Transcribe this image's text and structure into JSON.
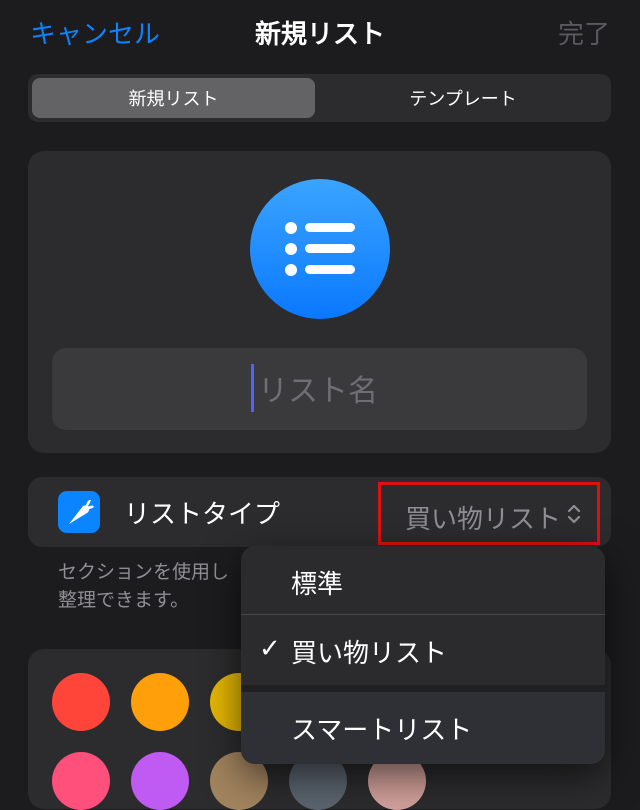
{
  "nav": {
    "cancel": "キャンセル",
    "title": "新規リスト",
    "done": "完了"
  },
  "segments": {
    "items": [
      "新規リスト",
      "テンプレート"
    ],
    "selected": "新規リスト"
  },
  "list_icon": {
    "icon": "list-bullet-icon",
    "color": "#0a84ff"
  },
  "name_field": {
    "placeholder": "リスト名",
    "value": ""
  },
  "list_type": {
    "icon": "carrot-icon",
    "label": "リストタイプ",
    "value": "買い物リスト",
    "chevron_icon": "chevron-up-down-icon"
  },
  "description": "セクションを使用し\n整理できます。",
  "colors": [
    "#ff453a",
    "#ff9f0a",
    "#e6b800",
    "#ff4f7b",
    "#bf5af2",
    "#a2845e",
    "#5b656f",
    "#d4a19b"
  ],
  "menu": {
    "items": [
      "標準",
      "買い物リスト",
      "スマートリスト"
    ],
    "checked": "買い物リスト",
    "check_icon": "checkmark-icon"
  }
}
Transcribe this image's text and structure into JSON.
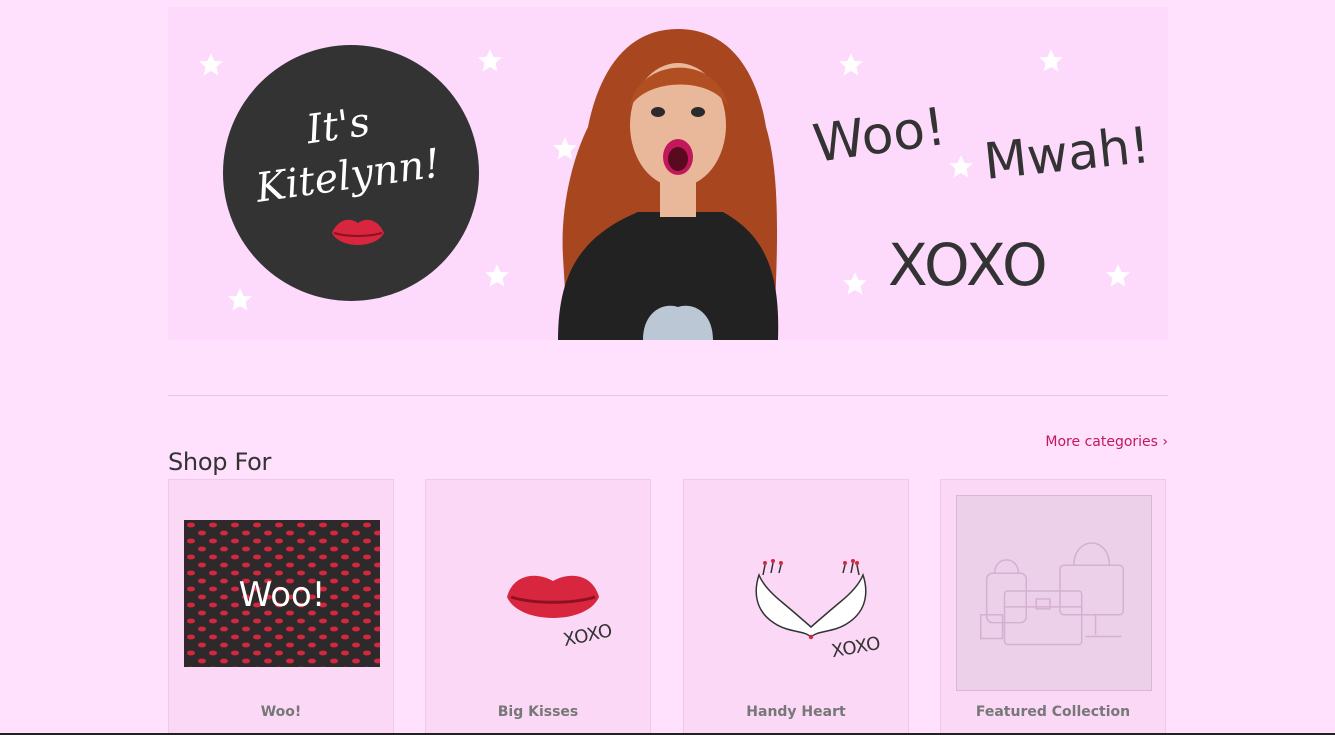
{
  "banner": {
    "badge_line1": "It's",
    "badge_line2": "Kitelynn!",
    "word1": "Woo!",
    "word2": "Mwah!",
    "word3": "XOXO"
  },
  "section": {
    "title": "Shop For",
    "more_link": "More categories ›"
  },
  "cards": [
    {
      "label": "Woo!",
      "thumb_text": "Woo!"
    },
    {
      "label": "Big Kisses",
      "thumb_text": "XOXO"
    },
    {
      "label": "Handy Heart",
      "thumb_text": "XOXO"
    },
    {
      "label": "Featured Collection"
    }
  ],
  "colors": {
    "background": "#ffe0fd",
    "accent": "#c2185b",
    "lip_red": "#d7263d",
    "badge_dark": "#333333"
  }
}
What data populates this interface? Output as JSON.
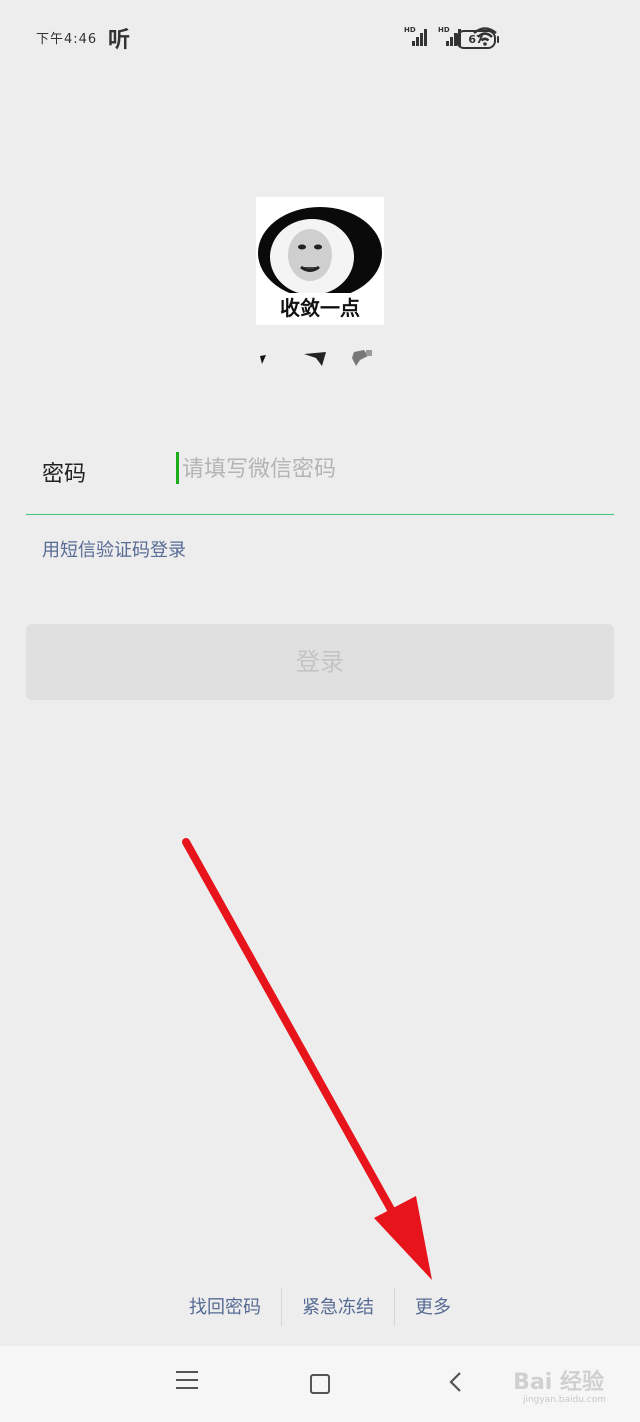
{
  "status_bar": {
    "time": "下午4:46",
    "ting": "听",
    "battery": "67",
    "signal_label": "HD"
  },
  "avatar": {
    "caption": "收敛一点"
  },
  "login": {
    "password_label": "密码",
    "password_placeholder": "请填写微信密码",
    "sms_link": "用短信验证码登录",
    "login_button": "登录"
  },
  "footer_links": [
    "找回密码",
    "紧急冻结",
    "更多"
  ],
  "watermark": {
    "text": "Bai 经验",
    "sub": "jingyan.baidu.com"
  },
  "colors": {
    "accent_green": "#1aad19",
    "link_blue": "#576b95",
    "arrow_red": "#e8141b"
  }
}
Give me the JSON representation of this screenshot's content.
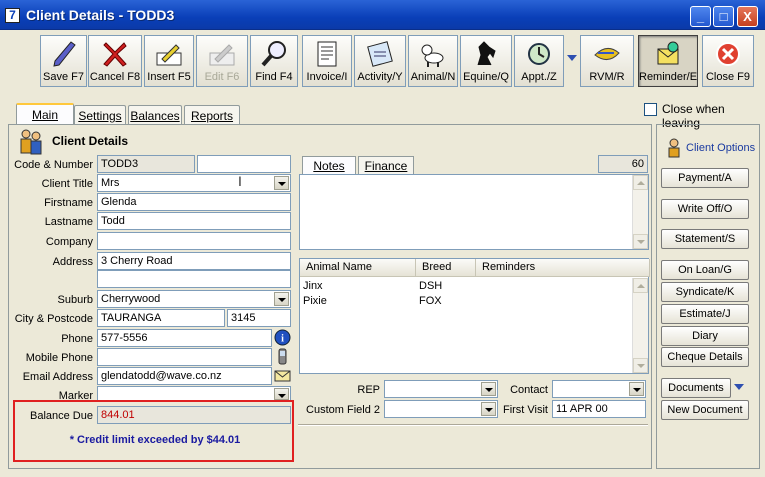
{
  "window": {
    "title": "Client Details - TODD3",
    "app_icon_glyph": "7",
    "controls": {
      "minimize": "_",
      "maximize": "□",
      "close": "X"
    }
  },
  "toolbar": {
    "save": "Save F7",
    "cancel": "Cancel F8",
    "insert": "Insert F5",
    "edit": "Edit F6",
    "find": "Find F4",
    "invoice": "Invoice/I",
    "activity": "Activity/Y",
    "animal": "Animal/N",
    "equine": "Equine/Q",
    "appt": "Appt./Z",
    "rvm": "RVM/R",
    "reminder": "Reminder/E",
    "close": "Close F9"
  },
  "tabs": {
    "main": "Main",
    "settings": "Settings",
    "balances": "Balances",
    "reports": "Reports"
  },
  "close_when_leaving": {
    "label": "Close when leaving",
    "checked": false
  },
  "client": {
    "section_title": "Client Details",
    "code_label": "Code & Number",
    "code_value": "TODD3",
    "number_value": "",
    "title_label": "Client Title",
    "title_value": "Mrs",
    "firstname_label": "Firstname",
    "firstname_value": "Glenda",
    "lastname_label": "Lastname",
    "lastname_value": "Todd",
    "company_label": "Company",
    "company_value": "",
    "address_label": "Address",
    "address_value": "3 Cherry Road",
    "address2_value": "",
    "suburb_label": "Suburb",
    "suburb_value": "Cherrywood",
    "city_label": "City & Postcode",
    "city_value": "TAURANGA",
    "postcode_value": "3145",
    "phone_label": "Phone",
    "phone_value": "577-5556",
    "mobile_label": "Mobile Phone",
    "mobile_value": "",
    "email_label": "Email Address",
    "email_value": "glendatodd@wave.co.nz",
    "marker_label": "Marker",
    "marker_value": "",
    "balance_label": "Balance Due",
    "balance_value": "844.01",
    "credit_alert": "* Credit limit exceeded by $44.01"
  },
  "notes": {
    "tab_notes": "Notes",
    "tab_finance": "Finance",
    "counter": "60",
    "text": ""
  },
  "animals": {
    "columns": [
      "Animal Name",
      "Breed",
      "Reminders"
    ],
    "rows": [
      {
        "name": "Jinx",
        "breed": "DSH",
        "reminders": ""
      },
      {
        "name": "Pixie",
        "breed": "FOX",
        "reminders": ""
      }
    ]
  },
  "extra_fields": {
    "rep_label": "REP",
    "rep_value": "",
    "contact_label": "Contact",
    "contact_value": "",
    "custom2_label": "Custom Field 2",
    "custom2_value": "",
    "first_visit_label": "First Visit",
    "first_visit_value": "11 APR 00"
  },
  "client_options": {
    "title": "Client Options",
    "buttons": [
      "Payment/A",
      "Write Off/O",
      "Statement/S",
      "On Loan/G",
      "Syndicate/K",
      "Estimate/J",
      "Diary",
      "Cheque Details",
      "Documents",
      "New Document"
    ]
  },
  "colors": {
    "title_bar": "#0a3fb8",
    "alert_border": "#e02020",
    "balance_text": "#c00000",
    "alert_text": "#1a1aa0"
  }
}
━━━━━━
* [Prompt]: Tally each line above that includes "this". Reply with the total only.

* [Finished exercise]: 4